A scene from "Death Trap."

A scene from "Death Trap."

Lucky looks harmless enough to invite pity from the clone troopers who lead him directly to Windu’s quarters and effectively (although inadvertently) help to lay the trap that kills one of their own.

A scene from "Death Trap."

But his anger leads to hate, and his hate leads to suffering — for Windu, for the soldiers aboard the Endurance, for the cadets who he and Aurra Sing left for dead, and for himself.

Traitor.

Intel:

  • When the Endurance suffers a hull breach, one of the troopers caught in the blast lets out a “Wilhelm scream,” a sound effect that dates back to the 1930s and has been used in every Star Wars film.

What did you think of the episode? Tell us in the comments below and share on social with #CloneWarsRewatch!

Next up: Come back next Thursday when R2-D2 saves the day in “R2 Come Home.”

Associate Editor Kristin Baver is a writer and all-around sci-fi nerd who always has just one more question in an inexhaustible list of curiosities. Sometimes she blurts out “It’s a trap!” even when it’s not. Want to talk more about The Clone Wars? Hop on Twitter and tell @KristinBaver what you thought about today’s episode.

The Clone Wars Rewatch: Boba Fett Sets a “Death Trap”

The Clone Wars Rewatch: Framing the “Duchess of Mandalore”

StarWars.com

To celebrate the 10th anniversary of Star Wars: The Clone Wars, and the all-new episodes coming thanks to #CloneWarsSaved, we’re undertaking a full chronological rewatch of the five original seasons, The Lost Missions, and the theatrical release. We’d be honored if you would join us and share your thoughts on the award-winning series.

41: “Duchess of Mandalore” (Season Two, Episode 14)

“In war, truth is the first casualty.”

A scene from "Duchess of Mandalore."

Synopsis:

On Coruscant, word reaches Duchess Satine that Death Watch is mobilizing, sparking a Republic invasion. On the run from Republic authorities, Satine turns to her old friend Obi-Wan Kenobi for help.

A scene from "Duchess of Mandalore."

Analysis:

In a war embroiling the galaxy, Duchess Satine just wants her planet to be left alone. But those who would seek a tactical advantage by involving Mandalore in the conflict are not so content to allow it.

Seemingly betrayed by her allies, overruled by the Galactic Senate supplying a Republic occupation and an intervention that threatens her stance as a neutral system, Satine is the victim of a corrupt government.

A scene from "Duchess of Mandalore." A scene from "Duchess of Mandalore."

“Counting on the Republic is a mistake,” she says. From her place outside of the growing turmoil, she can see the first suggestion of the changes to come more clearly than those inside the conflict.
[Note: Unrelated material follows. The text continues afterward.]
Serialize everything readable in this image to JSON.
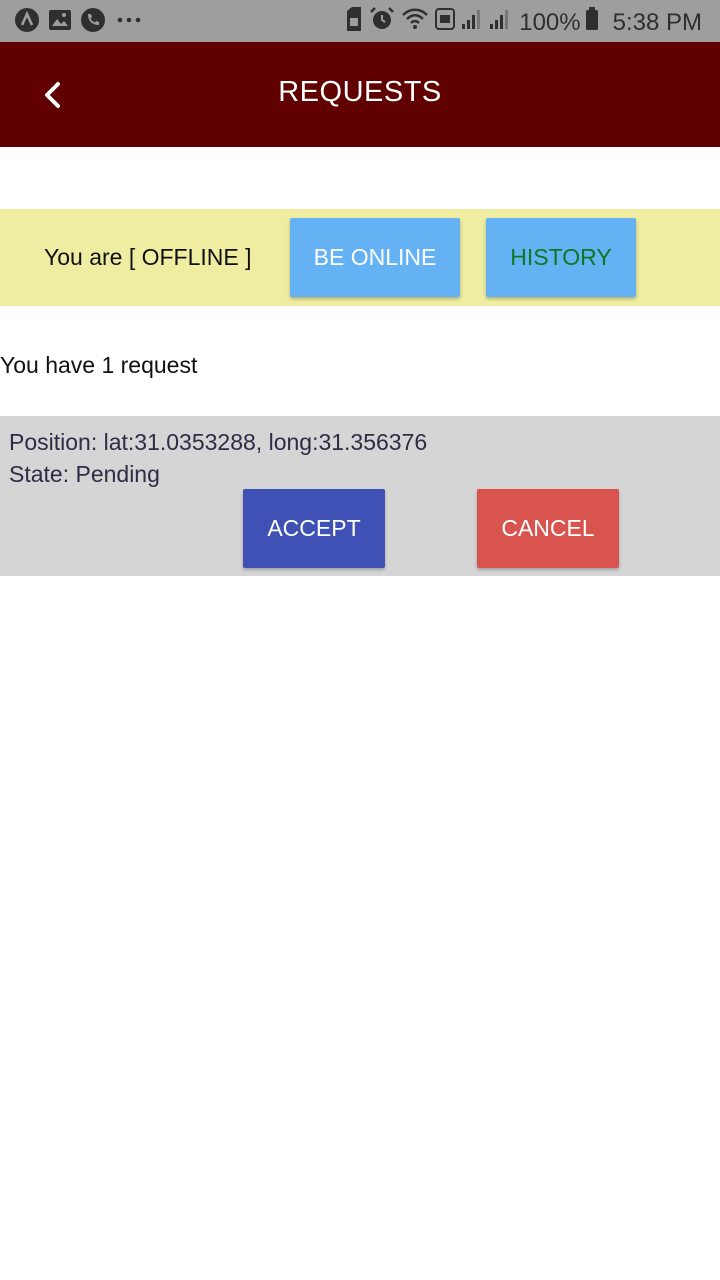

A scene from "Duchess of Mandalore."

Her character called into question, and finding herself framed for a crime she did not commit, Satine quickly goes from well heeled bureaucrat to fugitive on the run from the law.

A scene from "Duchess of Mandalore."

But her integrity wins out. She still has friends willing to help put the inciting message into clearer and appropriate context. And she has Obi-Wan, her dear friend (and nothing more), who comes to her aid in her darkest hour.

For the third time in this story arc, Satine and Obi-Wan find themselves back-to-back, united against an impending doom.

Although Satine successfully clears her name in the end with some help from Padmé Amidala and others, the threats are far from over. Death Watch remains and the war continues to rage around her neutral homeworld.

A scene from "Duchess of Mandalore."

Intel:

  • The Coruscant plaza in this episode was inspired by a Ralph McQuarrie concept painting.

What did you think of the episode? Tell us in the comments below and share on social with #CloneWarsRewatch!

Next up: Clone Wars Rewatch will be taking a break for Star Wars Celebration Chicago next week! Come back Thursday, April 18, when a young Boba Fett sets out to avenge his father in “Death Trap.”

Associate Editor Kristin Baver is a writer and all-around sci-fi nerd who always has just one more question in an inexhaustible list of curiosities. Sometimes she blurts out “It’s a trap!” even when it’s not. Want to talk more about The Clone Wars? Hop on Twitter and tell @KristinBaver what you thought about today’s episode.

The Clone Wars Rewatch: Framing the “Duchess of Mandalore”